§ AIM OF THE EXERCISE
Which lines of the data contain the string "name"? Copy every one of them.
[[ PROVIDED RECORDS, beginning ]]
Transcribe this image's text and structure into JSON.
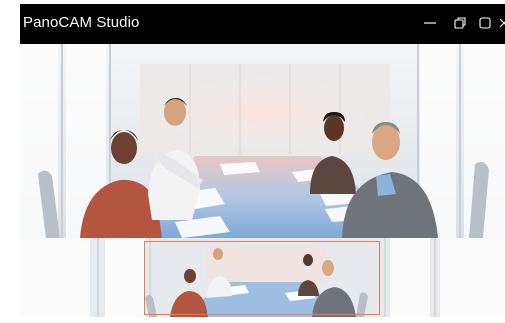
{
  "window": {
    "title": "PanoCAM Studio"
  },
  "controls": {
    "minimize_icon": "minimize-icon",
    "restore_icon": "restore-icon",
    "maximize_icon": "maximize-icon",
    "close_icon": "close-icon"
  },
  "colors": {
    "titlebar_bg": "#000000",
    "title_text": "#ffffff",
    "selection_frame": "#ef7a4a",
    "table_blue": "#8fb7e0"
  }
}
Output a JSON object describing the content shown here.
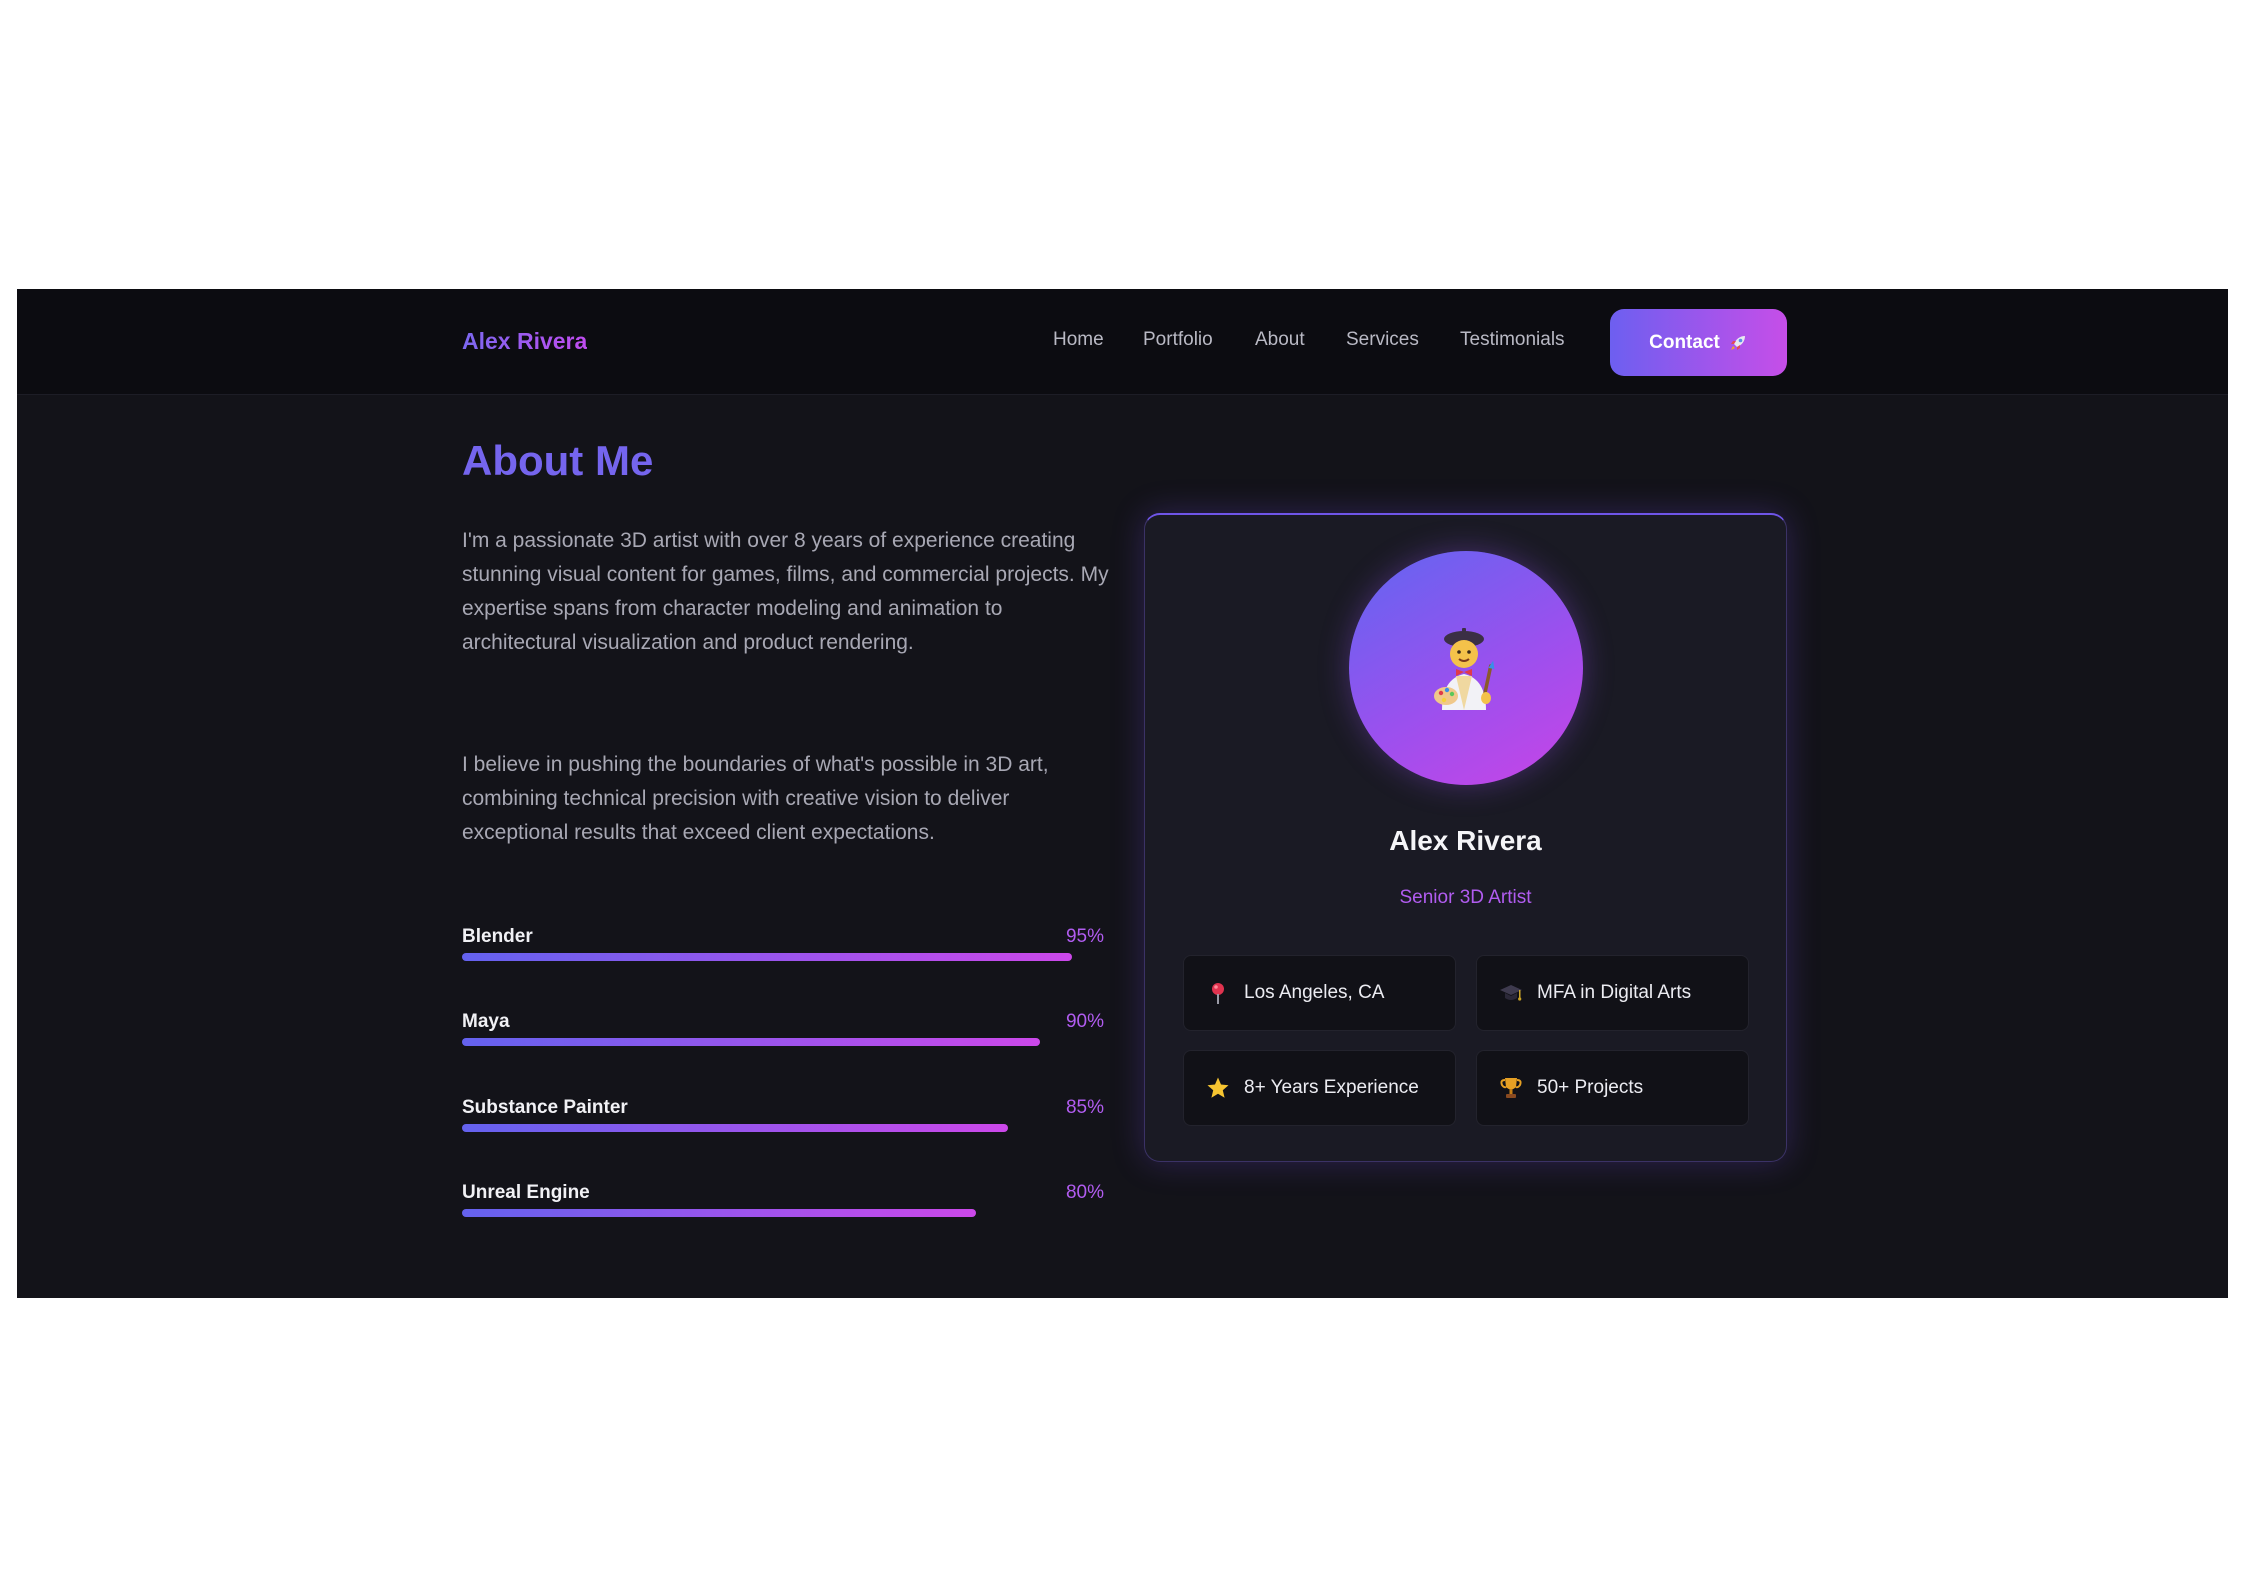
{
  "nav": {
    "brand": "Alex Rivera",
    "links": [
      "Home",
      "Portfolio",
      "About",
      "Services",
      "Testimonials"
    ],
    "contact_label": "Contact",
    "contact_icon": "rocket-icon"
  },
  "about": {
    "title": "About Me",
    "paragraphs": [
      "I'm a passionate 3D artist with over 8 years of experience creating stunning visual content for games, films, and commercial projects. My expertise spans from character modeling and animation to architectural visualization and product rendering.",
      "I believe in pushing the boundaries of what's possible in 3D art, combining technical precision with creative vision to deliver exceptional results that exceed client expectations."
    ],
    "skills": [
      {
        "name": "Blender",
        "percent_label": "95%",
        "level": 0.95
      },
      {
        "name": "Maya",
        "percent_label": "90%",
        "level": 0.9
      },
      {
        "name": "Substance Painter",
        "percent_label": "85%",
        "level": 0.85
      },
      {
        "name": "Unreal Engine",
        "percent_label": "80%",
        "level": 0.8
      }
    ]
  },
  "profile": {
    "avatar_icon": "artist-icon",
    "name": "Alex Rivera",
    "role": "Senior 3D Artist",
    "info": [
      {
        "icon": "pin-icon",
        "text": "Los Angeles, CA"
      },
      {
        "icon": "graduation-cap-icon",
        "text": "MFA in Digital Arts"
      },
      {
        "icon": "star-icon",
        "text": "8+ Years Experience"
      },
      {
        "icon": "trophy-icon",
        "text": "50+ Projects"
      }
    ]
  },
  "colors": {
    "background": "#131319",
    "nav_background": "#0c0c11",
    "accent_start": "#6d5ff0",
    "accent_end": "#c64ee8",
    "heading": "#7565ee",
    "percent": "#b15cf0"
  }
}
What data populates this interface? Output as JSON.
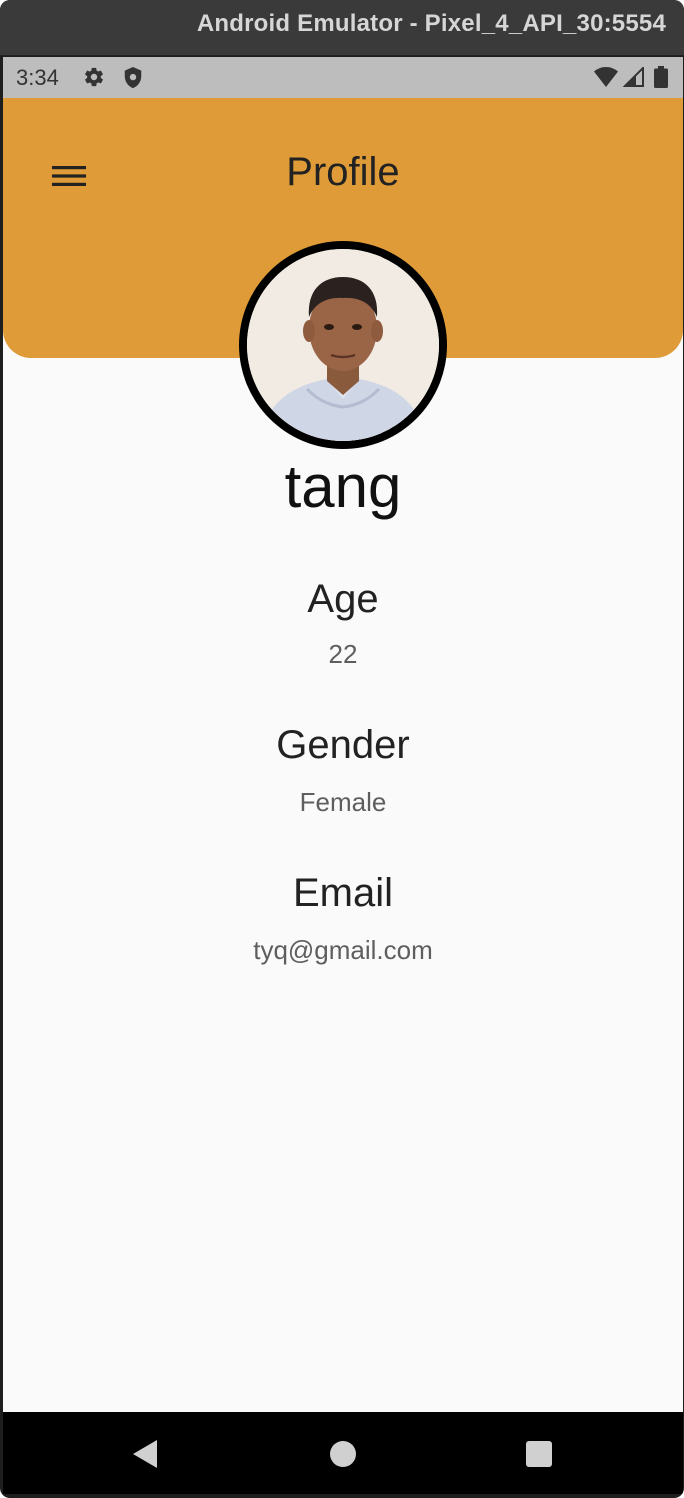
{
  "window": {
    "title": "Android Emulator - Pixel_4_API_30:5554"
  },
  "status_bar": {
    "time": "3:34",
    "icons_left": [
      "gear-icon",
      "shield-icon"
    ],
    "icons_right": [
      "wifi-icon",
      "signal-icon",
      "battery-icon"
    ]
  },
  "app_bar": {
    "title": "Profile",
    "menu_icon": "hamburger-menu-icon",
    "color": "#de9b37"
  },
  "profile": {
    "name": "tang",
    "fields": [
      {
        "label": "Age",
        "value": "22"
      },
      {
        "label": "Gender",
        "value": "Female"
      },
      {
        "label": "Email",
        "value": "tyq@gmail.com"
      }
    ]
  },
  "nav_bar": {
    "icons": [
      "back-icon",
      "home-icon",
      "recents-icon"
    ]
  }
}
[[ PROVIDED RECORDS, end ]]
§ ANSWER TO THIS EXERCISE
        "name": "Blender",
        "name": "Maya",
        "name": "Substance Painter",
        "name": "Unreal Engine",
    "name": "Alex Rivera",
    "name": "tang",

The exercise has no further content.